Using the records underneath, tally the lines where the word "Scenario" appears and please give only the count.

App and web page records
•••
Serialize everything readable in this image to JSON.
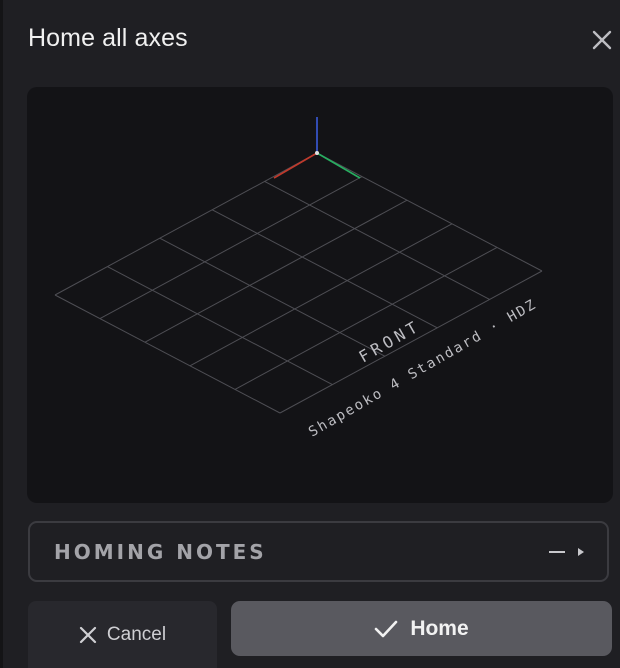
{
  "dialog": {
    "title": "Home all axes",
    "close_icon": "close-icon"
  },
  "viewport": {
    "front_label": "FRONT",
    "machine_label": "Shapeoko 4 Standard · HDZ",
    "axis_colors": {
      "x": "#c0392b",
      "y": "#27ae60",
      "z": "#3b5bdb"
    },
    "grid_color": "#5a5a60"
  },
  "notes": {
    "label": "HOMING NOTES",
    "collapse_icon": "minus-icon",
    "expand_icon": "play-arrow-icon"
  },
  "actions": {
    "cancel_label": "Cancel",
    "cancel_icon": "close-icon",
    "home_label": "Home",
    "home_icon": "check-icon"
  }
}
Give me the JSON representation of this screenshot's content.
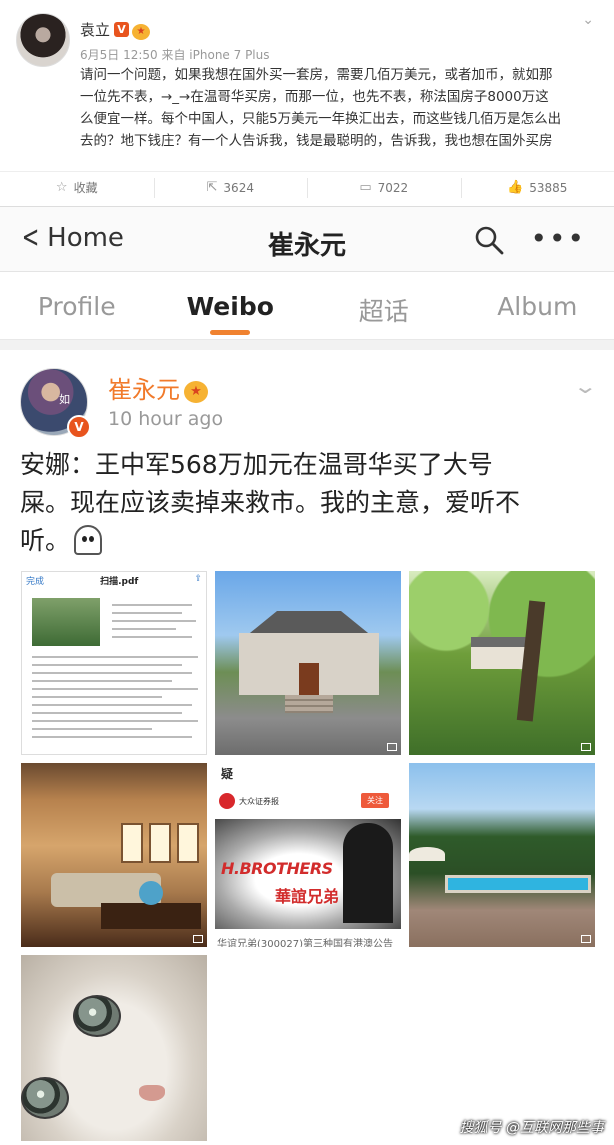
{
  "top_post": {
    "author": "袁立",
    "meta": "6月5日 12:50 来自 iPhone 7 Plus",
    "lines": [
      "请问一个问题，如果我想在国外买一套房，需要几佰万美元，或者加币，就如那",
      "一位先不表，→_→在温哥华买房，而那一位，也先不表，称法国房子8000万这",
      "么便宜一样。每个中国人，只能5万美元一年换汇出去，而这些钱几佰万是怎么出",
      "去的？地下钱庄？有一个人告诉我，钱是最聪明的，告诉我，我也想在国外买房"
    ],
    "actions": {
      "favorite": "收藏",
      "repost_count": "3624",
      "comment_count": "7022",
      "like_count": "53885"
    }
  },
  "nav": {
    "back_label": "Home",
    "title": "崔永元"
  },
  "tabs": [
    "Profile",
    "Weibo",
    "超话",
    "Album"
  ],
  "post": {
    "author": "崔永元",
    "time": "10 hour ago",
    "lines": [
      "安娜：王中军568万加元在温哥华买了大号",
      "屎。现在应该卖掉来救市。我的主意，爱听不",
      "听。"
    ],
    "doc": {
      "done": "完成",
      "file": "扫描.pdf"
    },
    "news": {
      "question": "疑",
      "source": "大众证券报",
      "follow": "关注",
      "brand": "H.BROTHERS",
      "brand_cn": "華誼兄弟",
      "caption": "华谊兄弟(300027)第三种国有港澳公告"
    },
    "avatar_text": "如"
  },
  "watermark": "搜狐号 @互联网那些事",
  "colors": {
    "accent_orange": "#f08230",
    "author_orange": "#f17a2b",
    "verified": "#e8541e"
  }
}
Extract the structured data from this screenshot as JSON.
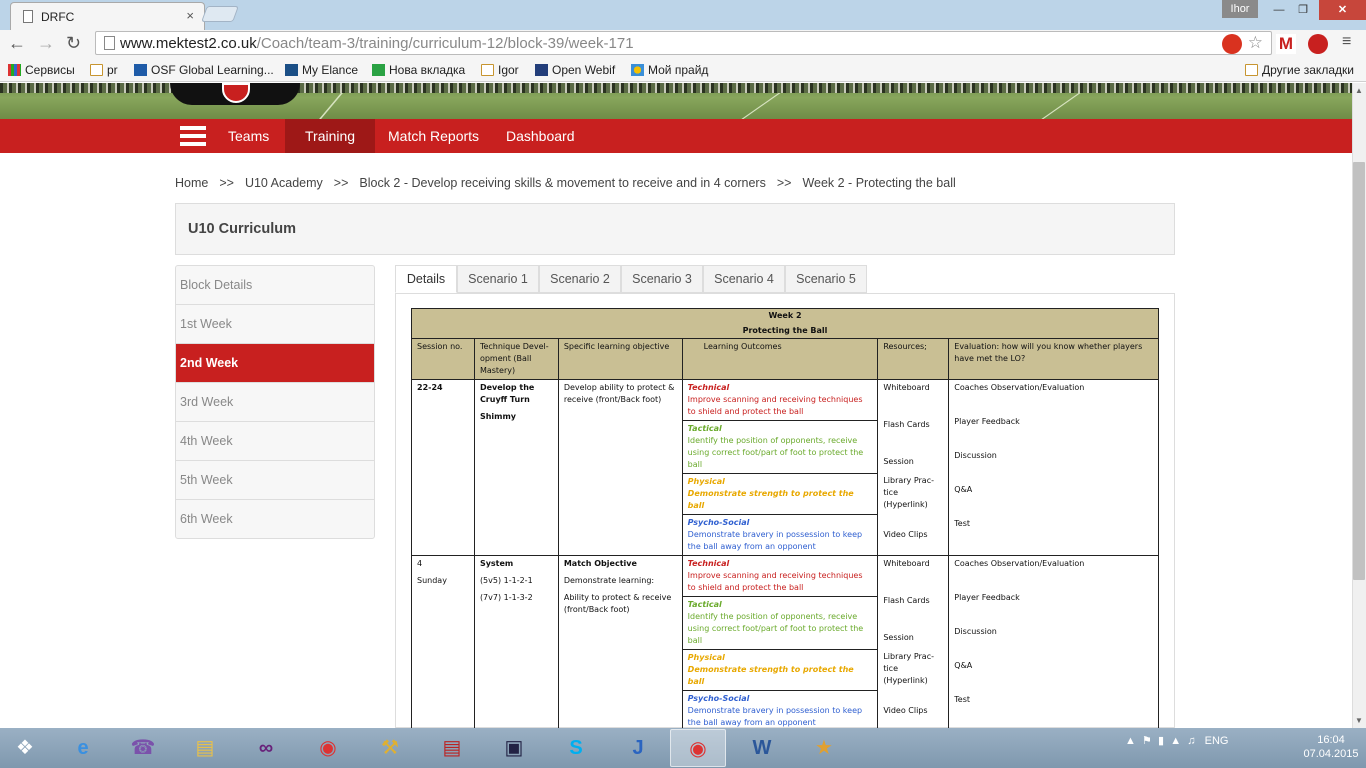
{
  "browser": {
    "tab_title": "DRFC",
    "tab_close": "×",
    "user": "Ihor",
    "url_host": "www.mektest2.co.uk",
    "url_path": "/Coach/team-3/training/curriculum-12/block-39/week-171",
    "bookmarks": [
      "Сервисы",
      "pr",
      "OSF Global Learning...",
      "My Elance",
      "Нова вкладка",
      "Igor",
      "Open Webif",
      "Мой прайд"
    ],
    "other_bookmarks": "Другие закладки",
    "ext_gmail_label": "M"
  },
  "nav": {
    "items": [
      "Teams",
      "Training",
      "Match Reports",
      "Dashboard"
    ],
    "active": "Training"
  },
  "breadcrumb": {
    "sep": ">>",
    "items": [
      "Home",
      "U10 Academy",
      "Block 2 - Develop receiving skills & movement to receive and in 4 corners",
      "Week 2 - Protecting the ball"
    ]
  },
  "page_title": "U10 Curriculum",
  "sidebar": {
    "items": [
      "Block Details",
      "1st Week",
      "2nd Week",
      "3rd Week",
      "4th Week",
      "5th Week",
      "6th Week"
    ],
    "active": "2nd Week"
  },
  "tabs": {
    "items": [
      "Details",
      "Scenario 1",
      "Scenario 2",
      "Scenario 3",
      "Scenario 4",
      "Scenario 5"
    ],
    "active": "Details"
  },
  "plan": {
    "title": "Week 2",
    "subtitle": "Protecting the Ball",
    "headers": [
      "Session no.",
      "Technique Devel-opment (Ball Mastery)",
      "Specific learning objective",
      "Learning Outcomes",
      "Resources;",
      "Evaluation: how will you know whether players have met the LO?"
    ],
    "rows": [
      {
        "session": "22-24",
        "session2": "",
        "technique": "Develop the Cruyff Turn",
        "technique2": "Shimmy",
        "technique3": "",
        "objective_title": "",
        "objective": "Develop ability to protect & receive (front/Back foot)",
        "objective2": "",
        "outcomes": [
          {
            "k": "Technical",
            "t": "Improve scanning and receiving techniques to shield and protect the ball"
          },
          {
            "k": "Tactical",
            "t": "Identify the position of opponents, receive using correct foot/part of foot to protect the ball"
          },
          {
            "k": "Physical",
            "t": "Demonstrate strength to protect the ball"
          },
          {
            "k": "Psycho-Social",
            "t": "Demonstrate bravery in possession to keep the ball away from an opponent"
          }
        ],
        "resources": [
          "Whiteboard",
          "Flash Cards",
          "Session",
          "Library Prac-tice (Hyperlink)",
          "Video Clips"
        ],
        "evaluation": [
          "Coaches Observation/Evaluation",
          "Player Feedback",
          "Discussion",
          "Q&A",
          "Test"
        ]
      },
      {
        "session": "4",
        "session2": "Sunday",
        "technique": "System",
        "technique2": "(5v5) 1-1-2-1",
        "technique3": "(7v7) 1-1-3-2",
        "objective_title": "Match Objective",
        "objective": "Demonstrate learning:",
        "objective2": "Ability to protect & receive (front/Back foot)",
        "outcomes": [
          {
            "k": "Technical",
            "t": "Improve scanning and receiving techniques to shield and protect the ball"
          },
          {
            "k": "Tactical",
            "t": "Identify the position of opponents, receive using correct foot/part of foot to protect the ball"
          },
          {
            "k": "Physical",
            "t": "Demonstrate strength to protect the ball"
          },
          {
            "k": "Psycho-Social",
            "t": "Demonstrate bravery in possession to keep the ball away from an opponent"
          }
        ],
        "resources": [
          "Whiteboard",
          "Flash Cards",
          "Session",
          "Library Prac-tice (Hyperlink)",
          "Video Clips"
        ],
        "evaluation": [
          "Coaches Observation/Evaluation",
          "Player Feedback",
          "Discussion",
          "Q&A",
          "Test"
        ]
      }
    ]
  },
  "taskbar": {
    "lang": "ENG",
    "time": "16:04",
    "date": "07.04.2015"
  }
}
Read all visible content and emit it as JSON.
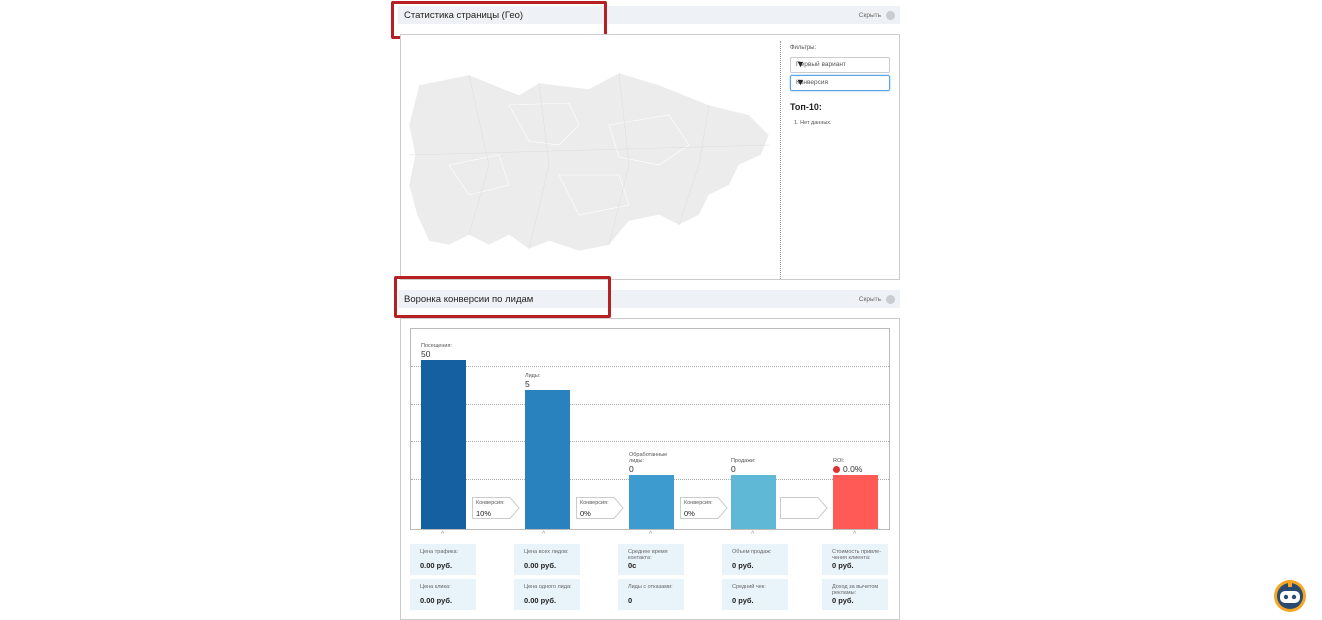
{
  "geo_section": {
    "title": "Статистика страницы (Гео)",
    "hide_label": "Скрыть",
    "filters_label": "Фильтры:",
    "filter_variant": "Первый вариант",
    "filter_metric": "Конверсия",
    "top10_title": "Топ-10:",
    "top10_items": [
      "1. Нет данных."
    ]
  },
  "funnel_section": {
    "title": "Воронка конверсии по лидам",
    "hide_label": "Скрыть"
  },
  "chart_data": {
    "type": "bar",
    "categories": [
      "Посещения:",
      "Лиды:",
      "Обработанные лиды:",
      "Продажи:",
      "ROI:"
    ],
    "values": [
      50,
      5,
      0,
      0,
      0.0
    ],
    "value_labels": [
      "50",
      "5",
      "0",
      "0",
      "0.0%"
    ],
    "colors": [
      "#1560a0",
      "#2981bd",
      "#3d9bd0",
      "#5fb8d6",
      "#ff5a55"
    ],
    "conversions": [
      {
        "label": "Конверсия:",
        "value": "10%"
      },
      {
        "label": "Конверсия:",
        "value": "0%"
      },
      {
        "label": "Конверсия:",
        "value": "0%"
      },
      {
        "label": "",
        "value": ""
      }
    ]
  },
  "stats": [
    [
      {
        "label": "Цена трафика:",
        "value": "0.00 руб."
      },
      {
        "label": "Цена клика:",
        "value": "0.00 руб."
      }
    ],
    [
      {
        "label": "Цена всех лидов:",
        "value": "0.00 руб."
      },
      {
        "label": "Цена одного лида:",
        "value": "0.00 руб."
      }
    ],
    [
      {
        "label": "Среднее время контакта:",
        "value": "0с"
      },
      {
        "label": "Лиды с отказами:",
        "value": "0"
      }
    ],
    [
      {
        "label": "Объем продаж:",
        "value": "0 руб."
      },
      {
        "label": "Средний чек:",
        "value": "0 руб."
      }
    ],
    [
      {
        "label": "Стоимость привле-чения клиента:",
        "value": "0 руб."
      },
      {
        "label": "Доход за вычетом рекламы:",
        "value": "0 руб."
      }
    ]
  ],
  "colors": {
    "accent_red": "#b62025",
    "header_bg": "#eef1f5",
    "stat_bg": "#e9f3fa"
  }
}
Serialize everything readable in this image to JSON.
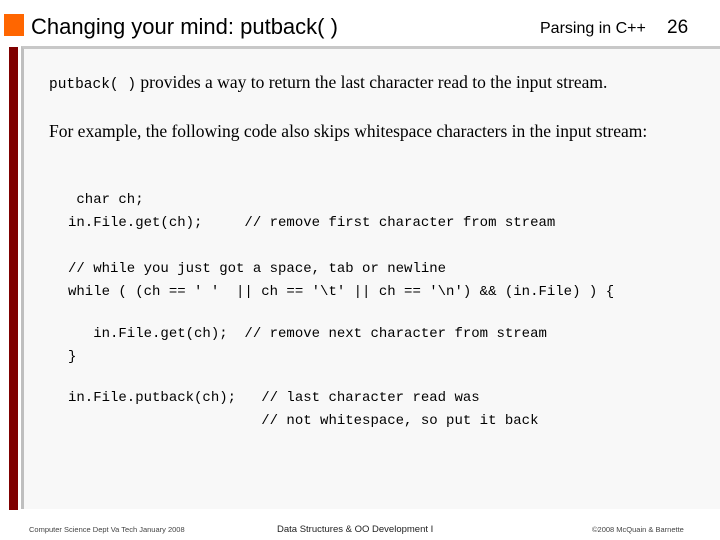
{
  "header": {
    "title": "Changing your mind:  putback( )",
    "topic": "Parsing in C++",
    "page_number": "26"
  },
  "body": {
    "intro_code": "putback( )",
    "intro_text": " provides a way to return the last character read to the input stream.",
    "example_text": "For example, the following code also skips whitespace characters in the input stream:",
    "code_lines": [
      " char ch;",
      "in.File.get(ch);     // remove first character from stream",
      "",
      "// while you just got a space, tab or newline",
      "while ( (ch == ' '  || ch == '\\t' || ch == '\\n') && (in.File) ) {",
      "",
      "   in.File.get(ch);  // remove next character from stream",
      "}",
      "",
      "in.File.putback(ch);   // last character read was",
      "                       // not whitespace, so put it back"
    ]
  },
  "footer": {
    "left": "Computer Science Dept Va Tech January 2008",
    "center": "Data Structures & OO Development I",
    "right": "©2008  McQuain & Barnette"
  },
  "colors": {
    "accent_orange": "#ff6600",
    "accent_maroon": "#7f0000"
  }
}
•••
ANSWER FOR THIS EXERCISE >> 5